The state budget approved by lawmakers on Thursday to close California’s $42 billion budget deficit will impose billions of dollars in cuts on public education, leading to larger class sizes in grades K-12, fewer programs in arts and music and teacher lay-offs, officials said.
The new budget will slash up to $6 million from Berkeley Unified School District over the next two years, according to Bill Huyett, district superintendent, and takes away 15 to 20 percent in funding from adult education, a major concern for the district.
State schools chief Jack O’Connell told the Planet in a telephone interview Thursday afternoon that the new budget will take $8.4 billion from Prop. 98, a voter-approved statute that establishes a minimum level of funding for California schools, which includes deferrals and the redesignation of funds.
He said that he was concerned that the state was, in essence, transferring its cash flow problem to local agencies.

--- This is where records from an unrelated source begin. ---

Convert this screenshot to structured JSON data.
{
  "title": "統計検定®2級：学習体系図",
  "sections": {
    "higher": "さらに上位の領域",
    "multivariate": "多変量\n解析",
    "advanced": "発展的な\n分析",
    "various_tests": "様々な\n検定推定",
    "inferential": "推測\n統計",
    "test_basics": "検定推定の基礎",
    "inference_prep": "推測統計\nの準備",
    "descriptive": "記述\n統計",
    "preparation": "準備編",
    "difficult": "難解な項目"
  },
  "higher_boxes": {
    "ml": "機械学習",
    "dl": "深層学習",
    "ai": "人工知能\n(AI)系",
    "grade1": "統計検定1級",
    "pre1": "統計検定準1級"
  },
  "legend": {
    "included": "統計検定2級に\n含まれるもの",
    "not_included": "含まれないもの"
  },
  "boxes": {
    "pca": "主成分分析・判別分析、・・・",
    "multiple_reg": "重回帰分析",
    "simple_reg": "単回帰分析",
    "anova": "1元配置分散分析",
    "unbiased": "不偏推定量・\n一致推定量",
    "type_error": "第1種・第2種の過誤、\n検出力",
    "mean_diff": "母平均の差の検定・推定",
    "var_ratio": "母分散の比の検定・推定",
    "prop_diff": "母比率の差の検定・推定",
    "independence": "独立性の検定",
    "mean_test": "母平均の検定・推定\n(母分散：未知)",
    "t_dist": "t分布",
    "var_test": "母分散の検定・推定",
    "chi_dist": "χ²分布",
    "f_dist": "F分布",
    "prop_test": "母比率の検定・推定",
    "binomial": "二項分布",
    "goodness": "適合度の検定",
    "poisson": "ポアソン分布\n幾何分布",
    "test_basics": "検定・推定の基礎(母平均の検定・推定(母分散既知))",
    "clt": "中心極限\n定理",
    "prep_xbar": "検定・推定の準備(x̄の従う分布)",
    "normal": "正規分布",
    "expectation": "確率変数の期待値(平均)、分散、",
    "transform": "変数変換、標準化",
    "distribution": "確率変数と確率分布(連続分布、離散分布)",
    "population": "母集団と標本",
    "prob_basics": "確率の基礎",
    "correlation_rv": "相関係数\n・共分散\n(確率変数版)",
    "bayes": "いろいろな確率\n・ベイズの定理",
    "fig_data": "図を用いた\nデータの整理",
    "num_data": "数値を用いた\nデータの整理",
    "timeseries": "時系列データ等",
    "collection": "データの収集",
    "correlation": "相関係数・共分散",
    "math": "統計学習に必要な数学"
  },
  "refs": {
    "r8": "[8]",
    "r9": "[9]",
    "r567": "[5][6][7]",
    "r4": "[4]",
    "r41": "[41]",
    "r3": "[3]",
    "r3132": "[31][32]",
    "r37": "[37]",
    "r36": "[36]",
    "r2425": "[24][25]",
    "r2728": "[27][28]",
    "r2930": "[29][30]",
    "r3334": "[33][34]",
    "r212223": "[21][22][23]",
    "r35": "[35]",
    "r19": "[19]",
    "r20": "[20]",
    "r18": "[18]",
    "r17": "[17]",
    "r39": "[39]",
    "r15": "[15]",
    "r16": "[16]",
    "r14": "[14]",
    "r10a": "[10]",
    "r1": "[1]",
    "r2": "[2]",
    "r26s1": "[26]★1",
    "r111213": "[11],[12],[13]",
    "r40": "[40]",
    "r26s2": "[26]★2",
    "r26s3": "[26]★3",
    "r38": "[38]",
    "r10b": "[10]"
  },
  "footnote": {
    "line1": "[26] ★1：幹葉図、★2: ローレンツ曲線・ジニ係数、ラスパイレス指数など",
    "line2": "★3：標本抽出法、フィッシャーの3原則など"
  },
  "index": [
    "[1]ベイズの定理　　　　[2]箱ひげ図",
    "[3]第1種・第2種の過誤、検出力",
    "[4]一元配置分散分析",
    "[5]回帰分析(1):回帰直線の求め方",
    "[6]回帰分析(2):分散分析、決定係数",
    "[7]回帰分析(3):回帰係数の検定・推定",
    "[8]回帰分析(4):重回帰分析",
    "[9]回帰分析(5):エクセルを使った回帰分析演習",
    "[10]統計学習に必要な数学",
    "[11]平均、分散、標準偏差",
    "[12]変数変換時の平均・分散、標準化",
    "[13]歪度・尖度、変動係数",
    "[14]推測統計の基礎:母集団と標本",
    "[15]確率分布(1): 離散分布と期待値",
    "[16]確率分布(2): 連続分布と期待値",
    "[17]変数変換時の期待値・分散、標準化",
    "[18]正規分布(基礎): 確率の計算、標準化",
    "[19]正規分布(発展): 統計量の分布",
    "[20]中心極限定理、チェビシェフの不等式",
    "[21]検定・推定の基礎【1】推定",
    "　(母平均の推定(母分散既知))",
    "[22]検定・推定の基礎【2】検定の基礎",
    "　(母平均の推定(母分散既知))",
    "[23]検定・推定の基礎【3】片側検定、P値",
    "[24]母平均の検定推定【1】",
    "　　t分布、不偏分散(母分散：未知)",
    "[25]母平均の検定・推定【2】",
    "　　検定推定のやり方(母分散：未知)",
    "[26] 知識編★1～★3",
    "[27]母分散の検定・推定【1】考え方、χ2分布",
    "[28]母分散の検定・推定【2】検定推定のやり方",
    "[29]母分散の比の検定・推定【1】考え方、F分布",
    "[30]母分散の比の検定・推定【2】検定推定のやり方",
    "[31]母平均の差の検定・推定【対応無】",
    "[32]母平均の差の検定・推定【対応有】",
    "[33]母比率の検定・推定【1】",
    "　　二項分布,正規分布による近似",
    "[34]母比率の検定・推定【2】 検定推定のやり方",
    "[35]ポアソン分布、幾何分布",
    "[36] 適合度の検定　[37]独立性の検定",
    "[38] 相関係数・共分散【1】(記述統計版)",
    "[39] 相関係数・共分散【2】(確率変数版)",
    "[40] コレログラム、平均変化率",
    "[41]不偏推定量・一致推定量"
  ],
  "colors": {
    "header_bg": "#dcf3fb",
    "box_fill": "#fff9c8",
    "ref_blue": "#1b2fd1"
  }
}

O’Connell said the cuts would translate to fewer librarians and nurses, loss of intervention programs and a significant decrease in text books and computers, leaving school districts across the state to grapple with the lack of valuable resources.
“It’s definitely a step backwards,” he said. “There is relief in Sacramento because there is a budget, that it’s done, but nobody is proud. In my opinion, because of the implosion of the financial situation in the country, I understand tough decisions had to be made. But it’s unfortunate that we are receiving less money at a time when our teachers need to be compensated.”
Huyett said that the budget approved by the legislation makes the same dollar cuts that the governor proposed, except that instead of taking the money out completely from the general fund, it dips into categorical and the general fund equally.
“It’s hard to say how this will affect the district since our categorical funds lead to our general funds,” he said. “In some cases it doesn’t really make a difference. Our general fund will take a half to two-third cut.”
Berkeley Unified was able to rescind layoff notices to teachers last year when the legislature voted against cutting Prop. 98 in the last fiscal year, but still lost $2.5 million in funding.
Huyett said that since Prop. 98 was based on state revenue, the current economical crisis had taken a big toll on it.
He said that the district would be revealing the list of lay-offs for this year to the school board Friday.
Under state law, the district is required to notify teachers about possible lay offs by March 15 and pass a budget by the end of June.
The new budget, which state educators said generates more money, also makes more cuts.
It seeks to boost categorical education funding by freeing up funding that is tied up “in restrictive Sacramento-prescribed categories,” so that local schools and districts can act in the best possible way to serve students, a proposal which is hoped to benefit schools falling victim to a cash-strapped economy, but according to O’Connell still doesn’t reduce the impact of the cuts.
“It’s a painful budget, there are no winners,” he said.